How Was Y2K Avoided?
To prepare for the event, the United States government passed the Year 2000 Information and Readiness Disclosure Act. It established a President’s Council comprised of senior administration officials and officials from federal agencies. For example, Federal Emergency Management Agency (FEMA) monitored private companies’ efforts to prepare their systems. According to Gartner, the global costs of avoiding Y2K might have been as high as $600 billion. Companies in the software and hardware industries rushed to remedy the flaw and developed “Y2K compatible” programs to assist. The most straightforward method was implemented. The date was simply stretched to a four-digit number.
Up Next: What Are Treble Damages?
Treble damages are punitive financial compensation awarded by a court to a plaintiff for up to three times the value of the original judgment.

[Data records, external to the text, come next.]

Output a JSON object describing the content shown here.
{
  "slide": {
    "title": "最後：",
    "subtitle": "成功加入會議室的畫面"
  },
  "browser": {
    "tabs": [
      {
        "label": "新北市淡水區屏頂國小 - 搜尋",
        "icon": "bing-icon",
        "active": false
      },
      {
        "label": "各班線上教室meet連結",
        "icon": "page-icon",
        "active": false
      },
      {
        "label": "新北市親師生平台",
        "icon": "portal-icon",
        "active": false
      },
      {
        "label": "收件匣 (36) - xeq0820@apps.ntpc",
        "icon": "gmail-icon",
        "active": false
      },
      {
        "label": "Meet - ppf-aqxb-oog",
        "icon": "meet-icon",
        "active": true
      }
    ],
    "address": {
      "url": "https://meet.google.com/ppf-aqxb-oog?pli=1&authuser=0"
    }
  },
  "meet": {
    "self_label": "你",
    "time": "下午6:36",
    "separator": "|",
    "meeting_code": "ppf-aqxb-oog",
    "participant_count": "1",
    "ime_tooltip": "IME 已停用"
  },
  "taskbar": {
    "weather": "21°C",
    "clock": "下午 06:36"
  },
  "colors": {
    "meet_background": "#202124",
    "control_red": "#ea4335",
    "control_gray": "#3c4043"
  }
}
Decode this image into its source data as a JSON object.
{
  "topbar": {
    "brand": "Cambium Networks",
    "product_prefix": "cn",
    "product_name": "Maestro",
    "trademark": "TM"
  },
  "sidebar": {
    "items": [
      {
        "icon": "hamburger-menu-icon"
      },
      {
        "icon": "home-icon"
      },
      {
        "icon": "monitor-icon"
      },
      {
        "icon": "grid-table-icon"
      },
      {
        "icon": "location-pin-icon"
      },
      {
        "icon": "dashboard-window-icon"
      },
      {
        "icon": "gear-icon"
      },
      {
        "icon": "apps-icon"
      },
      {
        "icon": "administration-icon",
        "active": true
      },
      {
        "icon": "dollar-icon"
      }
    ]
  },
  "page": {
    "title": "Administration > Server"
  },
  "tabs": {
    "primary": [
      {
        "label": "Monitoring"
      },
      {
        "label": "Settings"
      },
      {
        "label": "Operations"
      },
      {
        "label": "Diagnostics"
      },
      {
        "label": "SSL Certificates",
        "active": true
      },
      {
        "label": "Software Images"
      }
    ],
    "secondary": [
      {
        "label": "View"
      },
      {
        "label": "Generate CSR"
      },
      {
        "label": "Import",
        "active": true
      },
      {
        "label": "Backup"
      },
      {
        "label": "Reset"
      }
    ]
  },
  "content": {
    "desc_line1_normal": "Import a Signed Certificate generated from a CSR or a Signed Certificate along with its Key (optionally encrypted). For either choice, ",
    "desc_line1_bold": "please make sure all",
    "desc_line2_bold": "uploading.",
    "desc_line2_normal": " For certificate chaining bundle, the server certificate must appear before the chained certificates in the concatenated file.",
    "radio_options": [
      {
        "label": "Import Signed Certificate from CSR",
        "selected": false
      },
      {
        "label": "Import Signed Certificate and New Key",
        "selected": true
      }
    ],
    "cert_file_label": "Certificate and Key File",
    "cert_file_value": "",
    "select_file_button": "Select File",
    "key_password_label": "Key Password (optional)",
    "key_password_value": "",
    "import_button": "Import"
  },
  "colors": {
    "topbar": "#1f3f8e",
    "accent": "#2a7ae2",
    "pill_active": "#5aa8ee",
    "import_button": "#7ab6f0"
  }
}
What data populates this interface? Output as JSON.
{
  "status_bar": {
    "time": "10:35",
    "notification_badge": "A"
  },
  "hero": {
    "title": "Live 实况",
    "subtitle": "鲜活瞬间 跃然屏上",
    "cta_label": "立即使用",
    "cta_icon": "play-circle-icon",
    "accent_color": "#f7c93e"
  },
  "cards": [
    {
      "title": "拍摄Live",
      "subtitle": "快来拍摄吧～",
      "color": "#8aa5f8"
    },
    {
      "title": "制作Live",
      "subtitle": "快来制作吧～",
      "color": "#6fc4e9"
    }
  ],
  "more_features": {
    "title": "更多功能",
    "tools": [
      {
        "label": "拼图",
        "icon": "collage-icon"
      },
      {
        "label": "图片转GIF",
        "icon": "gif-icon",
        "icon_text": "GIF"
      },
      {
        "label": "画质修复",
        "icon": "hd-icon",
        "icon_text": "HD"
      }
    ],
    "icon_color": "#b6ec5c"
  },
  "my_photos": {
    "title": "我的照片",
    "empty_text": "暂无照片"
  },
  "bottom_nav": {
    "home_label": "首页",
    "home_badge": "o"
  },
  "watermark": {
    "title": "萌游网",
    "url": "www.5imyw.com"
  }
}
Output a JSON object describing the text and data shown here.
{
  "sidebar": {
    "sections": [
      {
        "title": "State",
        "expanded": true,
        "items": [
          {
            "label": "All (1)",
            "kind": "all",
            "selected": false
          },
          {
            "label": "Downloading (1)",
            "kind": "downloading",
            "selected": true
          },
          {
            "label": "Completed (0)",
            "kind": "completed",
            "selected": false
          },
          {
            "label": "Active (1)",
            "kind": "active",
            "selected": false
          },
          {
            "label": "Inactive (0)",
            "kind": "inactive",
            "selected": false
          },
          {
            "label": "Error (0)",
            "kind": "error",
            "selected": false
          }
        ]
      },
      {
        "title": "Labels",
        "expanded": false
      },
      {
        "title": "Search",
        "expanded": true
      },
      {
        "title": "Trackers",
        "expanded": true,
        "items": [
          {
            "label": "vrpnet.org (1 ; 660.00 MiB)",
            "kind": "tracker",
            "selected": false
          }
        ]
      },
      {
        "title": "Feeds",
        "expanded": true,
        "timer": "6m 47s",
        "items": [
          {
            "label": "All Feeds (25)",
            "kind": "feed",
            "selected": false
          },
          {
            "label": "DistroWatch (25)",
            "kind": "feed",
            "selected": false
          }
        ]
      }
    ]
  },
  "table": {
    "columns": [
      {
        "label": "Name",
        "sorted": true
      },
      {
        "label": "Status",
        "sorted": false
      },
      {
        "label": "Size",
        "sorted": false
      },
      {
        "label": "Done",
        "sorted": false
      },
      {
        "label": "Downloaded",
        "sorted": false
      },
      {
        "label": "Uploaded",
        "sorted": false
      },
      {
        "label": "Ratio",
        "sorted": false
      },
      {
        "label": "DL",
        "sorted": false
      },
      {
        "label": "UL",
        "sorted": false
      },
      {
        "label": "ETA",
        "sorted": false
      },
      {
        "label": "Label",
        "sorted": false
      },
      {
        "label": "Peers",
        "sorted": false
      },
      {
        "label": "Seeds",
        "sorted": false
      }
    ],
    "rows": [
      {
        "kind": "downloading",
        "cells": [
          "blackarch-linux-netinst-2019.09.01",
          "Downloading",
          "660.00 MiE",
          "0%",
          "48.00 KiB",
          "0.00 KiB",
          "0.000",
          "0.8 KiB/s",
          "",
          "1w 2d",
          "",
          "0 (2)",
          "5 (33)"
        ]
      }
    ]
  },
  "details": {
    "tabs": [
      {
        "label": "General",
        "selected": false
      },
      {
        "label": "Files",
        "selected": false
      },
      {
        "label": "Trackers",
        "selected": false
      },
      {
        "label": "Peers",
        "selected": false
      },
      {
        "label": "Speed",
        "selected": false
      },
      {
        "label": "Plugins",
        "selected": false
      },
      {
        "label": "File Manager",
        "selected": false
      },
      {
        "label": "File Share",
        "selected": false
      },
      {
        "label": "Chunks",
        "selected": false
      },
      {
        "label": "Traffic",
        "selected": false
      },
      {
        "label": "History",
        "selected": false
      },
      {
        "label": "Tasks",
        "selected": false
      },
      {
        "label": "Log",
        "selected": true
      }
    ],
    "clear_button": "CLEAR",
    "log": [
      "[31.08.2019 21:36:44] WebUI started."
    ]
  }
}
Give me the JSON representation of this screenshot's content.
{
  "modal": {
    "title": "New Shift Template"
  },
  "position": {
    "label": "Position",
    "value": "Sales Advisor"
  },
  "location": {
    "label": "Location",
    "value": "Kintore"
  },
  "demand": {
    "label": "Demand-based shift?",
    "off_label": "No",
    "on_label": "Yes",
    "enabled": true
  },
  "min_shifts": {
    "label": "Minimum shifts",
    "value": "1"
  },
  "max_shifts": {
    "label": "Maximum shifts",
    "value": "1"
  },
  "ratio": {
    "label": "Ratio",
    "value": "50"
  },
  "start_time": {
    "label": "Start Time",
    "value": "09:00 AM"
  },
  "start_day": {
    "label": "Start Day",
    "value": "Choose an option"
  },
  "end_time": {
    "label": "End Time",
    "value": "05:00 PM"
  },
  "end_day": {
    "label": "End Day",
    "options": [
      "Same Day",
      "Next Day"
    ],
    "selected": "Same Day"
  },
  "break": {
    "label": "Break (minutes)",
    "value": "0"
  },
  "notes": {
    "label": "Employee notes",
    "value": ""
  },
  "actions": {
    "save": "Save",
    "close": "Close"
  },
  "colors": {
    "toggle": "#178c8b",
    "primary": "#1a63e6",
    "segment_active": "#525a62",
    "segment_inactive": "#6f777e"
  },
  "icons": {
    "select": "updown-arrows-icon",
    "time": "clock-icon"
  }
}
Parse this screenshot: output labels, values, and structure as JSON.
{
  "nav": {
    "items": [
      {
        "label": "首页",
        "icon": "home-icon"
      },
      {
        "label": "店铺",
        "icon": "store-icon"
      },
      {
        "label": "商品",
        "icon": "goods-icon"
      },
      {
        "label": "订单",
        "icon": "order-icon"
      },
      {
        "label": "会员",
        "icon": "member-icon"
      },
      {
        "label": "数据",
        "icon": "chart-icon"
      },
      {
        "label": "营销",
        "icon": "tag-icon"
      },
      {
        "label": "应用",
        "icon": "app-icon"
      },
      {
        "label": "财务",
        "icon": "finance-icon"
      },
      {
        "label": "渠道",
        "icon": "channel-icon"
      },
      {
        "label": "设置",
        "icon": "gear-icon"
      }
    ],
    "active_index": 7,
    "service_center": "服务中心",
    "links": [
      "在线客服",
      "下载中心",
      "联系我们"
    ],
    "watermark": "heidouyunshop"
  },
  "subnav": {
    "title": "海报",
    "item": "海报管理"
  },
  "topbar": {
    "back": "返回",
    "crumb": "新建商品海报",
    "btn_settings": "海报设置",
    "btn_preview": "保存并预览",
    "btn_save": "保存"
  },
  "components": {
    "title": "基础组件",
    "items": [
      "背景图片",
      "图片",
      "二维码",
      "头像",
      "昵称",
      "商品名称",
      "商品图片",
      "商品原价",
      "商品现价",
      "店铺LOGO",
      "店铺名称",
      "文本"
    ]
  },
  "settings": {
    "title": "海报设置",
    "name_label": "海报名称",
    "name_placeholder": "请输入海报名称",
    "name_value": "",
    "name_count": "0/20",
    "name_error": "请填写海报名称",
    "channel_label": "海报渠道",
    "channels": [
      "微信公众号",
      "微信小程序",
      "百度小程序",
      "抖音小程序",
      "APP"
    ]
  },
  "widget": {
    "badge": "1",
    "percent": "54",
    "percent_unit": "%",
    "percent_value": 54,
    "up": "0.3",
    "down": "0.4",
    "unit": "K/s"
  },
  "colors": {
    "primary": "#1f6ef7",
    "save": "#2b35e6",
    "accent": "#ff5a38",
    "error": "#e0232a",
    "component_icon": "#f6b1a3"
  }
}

Treble damages are provided for by law in certain types of lawsuits. In those circumstances, if the court rules in a plaintiff’s favor, it can go one step further and award three times the amount as a punitive measure. However, treble damages only apply in certain situations. To be awarded, a statute must exist to allow a prevailing plaintiff to receive up to three times actual or compensatory damages. The False Claims Act, for example, allows the United States government to obtain treble damages. This Act is aimed at defense contractors that deliberately file false claims in order to defraud the government. Treble damages are a multiple of, and not an addition to, actual damages in most instances.